TVShack extradition attempt has Dotcom parallels
In a test case with parallels to the Dotcom Megaupload case, a 23 year-old UK student faces extradition to the US to face trial for running a website linking to sites providing pirated TV shows and films.
District judge Quentin Purdy ruled there were no valid reasons why Richard O’Dwyer could not be sent to New York for trial.
US Immigration and Customs Enforcement (ICE) agency wants his extradition to prosecute O’Dwyer for breaches of federal copyright law in relation to a website set up when he was 19 called TVShack.
The UK case has similarities to Dotcom’s ‘Mega-upload’ site, particularly in that it requires users to register - allowing them access to pirated, copyright-breaching material.
US prosecutors claim O'Dwyer earned GBP15,000 a month from the website, and saythe case met the test of dual liability, dismissing arguments that extradition would breach O’Dwyer’s human rights.

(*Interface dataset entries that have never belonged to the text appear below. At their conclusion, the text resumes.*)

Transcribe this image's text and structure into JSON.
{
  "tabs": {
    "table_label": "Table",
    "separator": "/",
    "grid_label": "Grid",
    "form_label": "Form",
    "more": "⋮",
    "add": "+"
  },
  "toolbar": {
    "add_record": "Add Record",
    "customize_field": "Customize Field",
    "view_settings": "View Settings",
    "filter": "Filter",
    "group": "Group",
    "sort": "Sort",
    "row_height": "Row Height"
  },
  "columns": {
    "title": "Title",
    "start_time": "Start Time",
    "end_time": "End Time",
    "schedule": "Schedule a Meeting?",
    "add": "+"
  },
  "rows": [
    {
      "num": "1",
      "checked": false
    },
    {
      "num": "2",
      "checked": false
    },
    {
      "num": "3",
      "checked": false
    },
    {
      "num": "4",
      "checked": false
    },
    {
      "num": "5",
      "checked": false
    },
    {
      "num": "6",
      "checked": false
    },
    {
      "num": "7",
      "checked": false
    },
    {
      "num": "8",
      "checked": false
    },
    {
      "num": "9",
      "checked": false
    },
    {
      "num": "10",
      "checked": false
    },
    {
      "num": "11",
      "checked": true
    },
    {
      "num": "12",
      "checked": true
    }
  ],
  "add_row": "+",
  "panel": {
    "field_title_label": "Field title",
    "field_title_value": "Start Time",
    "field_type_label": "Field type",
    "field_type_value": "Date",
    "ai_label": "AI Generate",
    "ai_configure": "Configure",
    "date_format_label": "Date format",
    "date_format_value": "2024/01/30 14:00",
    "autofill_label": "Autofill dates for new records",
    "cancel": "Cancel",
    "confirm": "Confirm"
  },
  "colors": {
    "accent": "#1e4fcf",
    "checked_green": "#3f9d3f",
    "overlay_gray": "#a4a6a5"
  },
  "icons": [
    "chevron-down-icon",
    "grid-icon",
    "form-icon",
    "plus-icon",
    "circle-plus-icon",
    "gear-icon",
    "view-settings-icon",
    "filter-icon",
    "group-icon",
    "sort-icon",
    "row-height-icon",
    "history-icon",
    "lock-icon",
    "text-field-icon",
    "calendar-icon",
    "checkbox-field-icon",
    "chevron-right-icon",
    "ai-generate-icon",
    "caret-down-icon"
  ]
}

O'Dwyer’s lawyers argued the site was negligibly different from a search engine such as Google and was therefore unlikely to be construed as illegal under UK law.
O’Dwyers family and supporters argue that any alleged offence should be tried in the UK. A parliamentary measure to include a "forum clause" in the 2003 extradition treaty - allowing a judge to examine where a case should best be heard - has been passed by parliament but not yet enacted.
ICE has faced criticism about the perceived over-reach involved with them targeting websites such as TVShack which had servers in the Netherlands – and having no tangible link to America.
However, it is reported ICE will now actively pursue websites such as TVShack even if the only link they had with the US was a website domain name ending in .net or .com.
These suffixes are routed through Verisign, an internet company based in Virginia. The ICE agency claims that this is a sufficient link to the US to seek extradition for prosecution.